In 1259 Walter Bronscombe (sometimes called Branscombe), Bishop of Exeter, set off on a trip round the churches under his care, dedicating them to their patron saints. On 6th November he dedicated Chudleigh Church to the Saints of St. Martin and St. Mary.
St. Martin is Martin of Tours, a 4th century soldier who famously gave half his cloak to a beggar and then dreamed that he saw Jesus wearing the half-cloak.
St. Mary is the Mother of Jesus.
There has been a place of Christian worship here since before the Norman Conquest. At this time the Bishops of Exeter were rich and powerful and in 1080 Bishop Osborne selected Chudleigh as the site for a rural palace, the fragmentary remains of which may be seen in an orchard adjacent to Rock Road. In 1225 Bishop Brewer granted the church and advowson to the Precentor of Exeter, who, in 1282 was provided with a house at Ugbrooke.
Under the influence of the Precentors, the original church, which consisted of a nave and chancel, was replaced by a more impressive cruciform building. It was probably this church that was dedicated by Bishop Bronscombe.
Both the original and the second church were dressed with red sandstone. Between 1300 and 1350 a further rebuilding in the Perpendicular Style took place and this time dressings of Beer stone were used. The sturdy tower is thought to date from this period. The shape of the church was further changed in about 1560 when the south transept was replaced by a south aisle with mullions and dressings of granite. In 1574 a south door and porch chamber were added at the west end of the south aisle and it was from this chamber in 1608 that “Beaton Bucketmaker and her companie were to be removed before the next visitation of my Lord Bishop …” In order to facilitate the “more convenient meeting of the parishioners” a vestry was built alongside the south porch in 1754.

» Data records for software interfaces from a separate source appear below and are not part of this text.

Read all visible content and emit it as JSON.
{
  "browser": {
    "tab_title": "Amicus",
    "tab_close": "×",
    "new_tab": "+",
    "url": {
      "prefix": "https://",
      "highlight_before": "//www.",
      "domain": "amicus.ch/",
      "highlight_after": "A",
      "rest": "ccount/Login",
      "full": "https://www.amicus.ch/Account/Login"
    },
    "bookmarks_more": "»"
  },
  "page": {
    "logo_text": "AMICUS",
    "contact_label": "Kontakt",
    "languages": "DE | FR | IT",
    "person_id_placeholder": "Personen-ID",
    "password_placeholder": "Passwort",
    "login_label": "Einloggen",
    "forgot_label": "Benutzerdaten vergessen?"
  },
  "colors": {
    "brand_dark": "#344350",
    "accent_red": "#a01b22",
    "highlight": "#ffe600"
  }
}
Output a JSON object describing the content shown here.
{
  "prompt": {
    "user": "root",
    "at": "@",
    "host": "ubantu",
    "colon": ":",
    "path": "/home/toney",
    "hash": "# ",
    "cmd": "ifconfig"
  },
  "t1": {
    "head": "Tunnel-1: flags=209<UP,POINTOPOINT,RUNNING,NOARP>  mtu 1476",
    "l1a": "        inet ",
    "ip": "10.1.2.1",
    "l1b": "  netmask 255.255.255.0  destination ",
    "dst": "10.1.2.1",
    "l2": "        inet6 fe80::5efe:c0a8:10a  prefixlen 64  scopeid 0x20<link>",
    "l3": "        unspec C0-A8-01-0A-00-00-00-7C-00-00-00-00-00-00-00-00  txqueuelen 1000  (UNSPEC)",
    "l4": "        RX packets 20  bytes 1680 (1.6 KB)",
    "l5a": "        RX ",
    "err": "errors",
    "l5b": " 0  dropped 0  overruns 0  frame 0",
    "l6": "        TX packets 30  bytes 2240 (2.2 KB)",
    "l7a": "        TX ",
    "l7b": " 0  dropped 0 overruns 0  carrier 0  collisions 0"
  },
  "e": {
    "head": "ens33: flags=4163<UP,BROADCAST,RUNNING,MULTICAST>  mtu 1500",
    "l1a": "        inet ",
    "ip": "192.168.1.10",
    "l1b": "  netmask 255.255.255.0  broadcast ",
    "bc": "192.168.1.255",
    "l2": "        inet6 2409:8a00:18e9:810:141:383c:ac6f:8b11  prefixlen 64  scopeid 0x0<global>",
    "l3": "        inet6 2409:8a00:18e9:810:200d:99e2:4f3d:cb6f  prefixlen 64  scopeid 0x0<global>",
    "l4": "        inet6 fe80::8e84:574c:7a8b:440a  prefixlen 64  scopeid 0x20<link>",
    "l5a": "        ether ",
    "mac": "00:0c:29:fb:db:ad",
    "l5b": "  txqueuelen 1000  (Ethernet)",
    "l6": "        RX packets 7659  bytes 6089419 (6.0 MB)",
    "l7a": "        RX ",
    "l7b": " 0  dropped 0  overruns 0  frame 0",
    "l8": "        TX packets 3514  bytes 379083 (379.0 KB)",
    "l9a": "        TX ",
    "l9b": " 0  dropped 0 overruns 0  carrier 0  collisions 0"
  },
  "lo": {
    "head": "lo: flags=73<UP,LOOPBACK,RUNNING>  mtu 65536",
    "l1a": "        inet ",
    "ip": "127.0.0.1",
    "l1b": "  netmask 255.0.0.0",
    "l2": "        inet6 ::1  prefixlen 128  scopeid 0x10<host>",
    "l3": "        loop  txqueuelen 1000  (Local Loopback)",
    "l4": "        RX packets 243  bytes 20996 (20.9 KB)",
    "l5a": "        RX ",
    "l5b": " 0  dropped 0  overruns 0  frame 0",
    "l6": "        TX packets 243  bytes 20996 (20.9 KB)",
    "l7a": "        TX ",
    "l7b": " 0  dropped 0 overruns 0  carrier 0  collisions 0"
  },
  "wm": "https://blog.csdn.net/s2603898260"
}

An extensive restoration was carried out in the 1840s. The south porch and vestry were demolished and a new vestry was built at the east end of the south aisle. By 1870, due to wood rot and to the fact that the arcades were ten inches out of perpendicular, the roof was on the point of collapse. Another major restoration followed, putting the church into essentially good order right to the present day.